[Opening RECORDS FOR THIS TASK section]

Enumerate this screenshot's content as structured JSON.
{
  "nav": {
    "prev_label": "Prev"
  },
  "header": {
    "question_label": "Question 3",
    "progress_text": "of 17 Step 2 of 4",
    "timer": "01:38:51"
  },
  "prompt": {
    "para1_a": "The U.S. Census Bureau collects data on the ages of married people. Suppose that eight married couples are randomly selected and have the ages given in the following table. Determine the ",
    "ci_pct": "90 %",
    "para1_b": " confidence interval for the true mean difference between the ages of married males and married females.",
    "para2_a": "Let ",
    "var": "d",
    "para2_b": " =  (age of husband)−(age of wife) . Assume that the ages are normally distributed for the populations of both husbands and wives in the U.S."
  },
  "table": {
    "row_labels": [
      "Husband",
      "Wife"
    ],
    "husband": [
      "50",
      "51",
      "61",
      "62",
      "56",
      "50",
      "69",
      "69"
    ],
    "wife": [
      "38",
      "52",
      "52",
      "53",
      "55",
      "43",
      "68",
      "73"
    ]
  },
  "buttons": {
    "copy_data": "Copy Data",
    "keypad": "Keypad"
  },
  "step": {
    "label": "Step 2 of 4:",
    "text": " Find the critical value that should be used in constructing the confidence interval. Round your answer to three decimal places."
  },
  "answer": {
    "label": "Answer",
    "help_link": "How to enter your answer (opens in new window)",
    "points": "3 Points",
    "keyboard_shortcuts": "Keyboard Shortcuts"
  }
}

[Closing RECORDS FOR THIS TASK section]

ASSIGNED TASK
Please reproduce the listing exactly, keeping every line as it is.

RESULT
Enumerate this screenshot's content as structured JSON.
{
  "nav": {
    "prev_label": "Prev"
  },
  "header": {
    "question_label": "Question 3",
    "progress_text": "of 17 Step 2 of 4",
    "timer": "01:38:51"
  },
  "prompt": {
    "para1_a": "The U.S. Census Bureau collects data on the ages of married people. Suppose that eight married couples are randomly selected and have the ages given in the following table. Determine the ",
    "ci_pct": "90 %",
    "para1_b": " confidence interval for the true mean difference between the ages of married males and married females.",
    "para2_a": "Let ",
    "var": "d",
    "para2_b": " =  (age of husband)−(age of wife) . Assume that the ages are normally distributed for the populations of both husbands and wives in the U.S."
  },
  "table": {
    "row_labels": [
      "Husband",
      "Wife"
    ],
    "husband": [
      "50",
      "51",
      "61",
      "62",
      "56",
      "50",
      "69",
      "69"
    ],
    "wife": [
      "38",
      "52",
      "52",
      "53",
      "55",
      "43",
      "68",
      "73"
    ]
  },
  "buttons": {
    "copy_data": "Copy Data",
    "keypad": "Keypad"
  },
  "step": {
    "label": "Step 2 of 4:",
    "text": " Find the critical value that should be used in constructing the confidence interval. Round your answer to three decimal places."
  },
  "answer": {
    "label": "Answer",
    "help_link": "How to enter your answer (opens in new window)",
    "points": "3 Points",
    "keyboard_shortcuts": "Keyboard Shortcuts"
  }
}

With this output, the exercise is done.